Consider the benefits and drawbacks of each cost estimation approach. A gross-costing method uses aggregated data, such as general ledger or claims data, to retrospectively analyze the costs of practice changes implemented. The benefits of this approach are that it does not require burdensome data collection and analyses can be adjusted for patient case-mix, demographics, and other variables such that the results are more generalizable to other settings. When trend analyses are conducted, problems with attribution can occur. Changes in cost trends can be caused by factors other than primary care transformation efforts. When claims data are used, they may not reflect all of the costs related to transformation efforts incurred by clinics (which are often not reimbursable).
A micro-costing (or ABC) approach creates a cost estimate based on a detailed analysis of resources used and the unit costs of each resource. This approach is appropriate to assess the costs of PCMH transformation efforts for most clinics. The benefits of the ABC approach are that it can be used either prospectively or retrospectively, does not require access to aggregate data, can account for all clinic-level resources spent as well as opportunity costs, and is computationally simple (i.e., it does not require statistical analysis software or skills). However, this method is time consuming for both investigators and clinic staff. This method is also susceptible to recall bias (for retrospective studies).
Report standardized results when possible. To help readers interpret and use the results from cost estimate studies, it is helpful to report results in standardized dollars (e.g., 2012 dollars) and provide metrics that adjust for clinic size (e.g., cost per member or per patient per month, per clinician FTE, or per visit).
Research Gaps and Future Directions
The Estimating Costs research team’s experiences highlight some research gaps and suggest promising directions for future research. The suggestions below build on input provided by AHRQ Estimating Costs grantees.
Standardizing measurements. The use of a variety of methods and metrics to report the costs of primary care transformation efforts makes meta-analysis difficult. It may therefore be important for the field to develop a consensus on standardized measurement strategies to measure costs on a larger scale. A useful industry model is the Medical Group Management Association’s use of annual cost benchmarking surveys of primary care practices.27
Examining understudied costs. Few grantees examined the cost of maintaining PCMH-related practice changes, and those who did encountered great difficulty disentangling the cost of maintaining practice change from other costs of providing health services. In addition, none of the grantees examined the costs or savings experienced by patients as a result of primary care transformation efforts. Studying these costs could be a useful contribution to the field.

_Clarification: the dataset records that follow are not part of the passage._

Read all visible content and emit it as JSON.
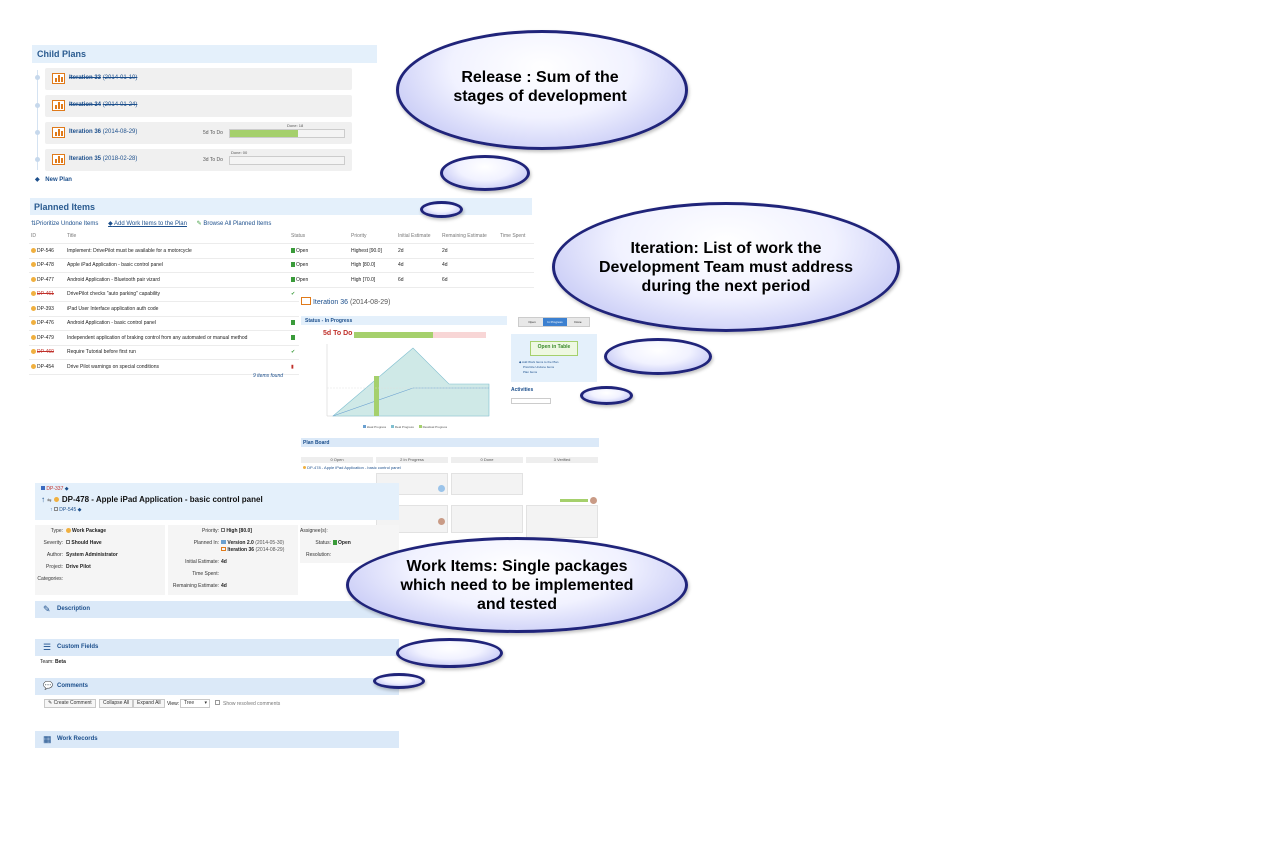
{
  "child_plans": {
    "title": "Child Plans",
    "items": [
      {
        "name": "Iteration 33",
        "date": "(2014-01-10)",
        "done": true
      },
      {
        "name": "Iteration 34",
        "date": "(2014-01-24)",
        "done": true
      },
      {
        "name": "Iteration 36",
        "date": "(2014-08-29)",
        "done": false,
        "todo": "5d To Do",
        "progress_label": "Done: 18",
        "progress": 0.6
      },
      {
        "name": "Iteration 35",
        "date": "(2018-02-28)",
        "done": false,
        "todo": "3d To Do",
        "progress_label": "Done: 00",
        "progress": 0.0
      }
    ],
    "new_plan": "New Plan"
  },
  "planned_items": {
    "title": "Planned Items",
    "actions": [
      "Prioritize Undone Items",
      "Add Work Items to the Plan",
      "Browse All Planned Items"
    ],
    "columns": [
      "ID",
      "Title",
      "Status",
      "Priority",
      "Initial Estimate",
      "Remaining Estimate",
      "Time Spent"
    ],
    "rows": [
      {
        "id": "DP-546",
        "title": "Implement: DrivePilot must be available for a motorcycle",
        "status": "Open",
        "priority": "Highest [90.0]",
        "initial": "2d",
        "remaining": "2d",
        "strike": false
      },
      {
        "id": "DP-478",
        "title": "Apple iPad Application - basic control panel",
        "status": "Open",
        "priority": "High [80.0]",
        "initial": "4d",
        "remaining": "4d",
        "strike": false
      },
      {
        "id": "DP-477",
        "title": "Android Application - Bluetooth pair vizard",
        "status": "Open",
        "priority": "High [70.0]",
        "initial": "6d",
        "remaining": "6d",
        "strike": false
      },
      {
        "id": "DP-461",
        "title": "DrivePilot checks \"auto parking\" capability",
        "status": "",
        "priority": "",
        "initial": "",
        "remaining": "",
        "strike": true
      },
      {
        "id": "DP-393",
        "title": "iPad User Interface application auth code",
        "status": "",
        "priority": "",
        "initial": "",
        "remaining": "",
        "strike": false
      },
      {
        "id": "DP-476",
        "title": "Android Application - basic control panel",
        "status": "",
        "priority": "",
        "initial": "",
        "remaining": "",
        "strike": false
      },
      {
        "id": "DP-479",
        "title": "Independent application of braking control from any automated or manual method",
        "status": "",
        "priority": "",
        "initial": "",
        "remaining": "",
        "strike": false
      },
      {
        "id": "DP-460",
        "title": "Require Tutorial before first run",
        "status": "",
        "priority": "",
        "initial": "",
        "remaining": "",
        "strike": true
      },
      {
        "id": "DP-454",
        "title": "Drive Pilot warnings on special conditions",
        "status": "",
        "priority": "",
        "initial": "",
        "remaining": "",
        "strike": false
      }
    ],
    "found": "9 items found"
  },
  "iteration_panel": {
    "title": "Iteration 36",
    "date": "(2014-08-29)",
    "status_header": "Status - In Progress",
    "todo": "5d To Do",
    "tabs": [
      "Open",
      "In Progress",
      "Done"
    ],
    "open_in_table": "Open in Table",
    "side_links": [
      "Add Work Items to the Plan",
      "Prioritize Undone Items",
      "Plan Items"
    ],
    "activities": "Activities",
    "legend": [
      "Ideal Progress",
      "Real Progress",
      "Residual Progress"
    ]
  },
  "plan_board": {
    "title": "Plan Board",
    "columns": [
      "0 Open",
      "2 In Progress",
      "0 Done",
      "3 Verified"
    ],
    "row_label": "DP-478 - Apple iPad Application - basic control panel"
  },
  "work_item": {
    "parent": "DP-337",
    "title": "DP-478 - Apple iPad Application - basic control panel",
    "child": "DP-545",
    "fields_left": [
      {
        "label": "Type:",
        "value": "Work Package"
      },
      {
        "label": "Severity:",
        "value": "Should Have"
      },
      {
        "label": "Author:",
        "value": "System Administrator"
      },
      {
        "label": "Project:",
        "value": "Drive Pilot"
      },
      {
        "label": "Categories:",
        "value": ""
      }
    ],
    "fields_mid": [
      {
        "label": "Priority:",
        "value": "High [80.0]"
      },
      {
        "label": "Planned In:",
        "value": "Version 2.0",
        "date": "(2014-05-30)"
      },
      {
        "label": "",
        "value": "Iteration 36",
        "date": "(2014-08-29)"
      },
      {
        "label": "Initial Estimate:",
        "value": "4d"
      },
      {
        "label": "Time Spent:",
        "value": ""
      },
      {
        "label": "Remaining Estimate:",
        "value": "4d"
      }
    ],
    "fields_right": [
      {
        "label": "Assignee(s):",
        "value": ""
      },
      {
        "label": "Status:",
        "value": "Open"
      },
      {
        "label": "Resolution:",
        "value": ""
      }
    ],
    "sections": {
      "description": "Description",
      "custom_fields": "Custom Fields",
      "comments": "Comments",
      "work_records": "Work Records"
    },
    "team_label": "Team:",
    "team_value": "Beta",
    "comment_buttons": [
      "Create Comment",
      "Collapse All",
      "Expand All"
    ],
    "view_label": "View:",
    "view_value": "Tree",
    "show_resolved": "Show resolved comments"
  },
  "callouts": {
    "release": "Release : Sum of the stages of development",
    "iteration": "Iteration: List of work the Development Team must address during the next period",
    "work_items": "Work Items: Single packages which need to be implemented and tested"
  },
  "colors": {
    "header_bg": "#e4f0fb",
    "link": "#1c4f8c",
    "progress_green": "#a5d06c",
    "bubble_border": "#20247a",
    "red_todo": "#c0302a"
  }
}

Further research on the nature of primary care transformation. The definition of the PCMH has evolved and will likely continue to do so. In addition, the ways in which clinics implement PCMH standards vary greatly and will also continue to evolve. Understanding the PCMH practice changes implemented is an essential task to interpreting cost estimates; therefore, ongoing research on the nature of transformation efforts is needed. A useful industry model may be the Advisory Board Company’s ongoing Primary Care/Medical Home Benchmarking Survey.28
Measuring the value of primary care transformation. Beyond estimating the costs of primary care transformation efforts, several AHRQ Estimating Costs grantees commented on the importance of conducting research on the value of primary care transformation efforts, both to identify worthwhile practice changes that translate into measurable quality improvements and to identify other practice changes whose expense may not be justified by their contribution to PCMH goals. The use of large-scale benchmarking studies on the costs and components of primary care transformation, such as those mentioned previously, may be particularly helpful in this regard.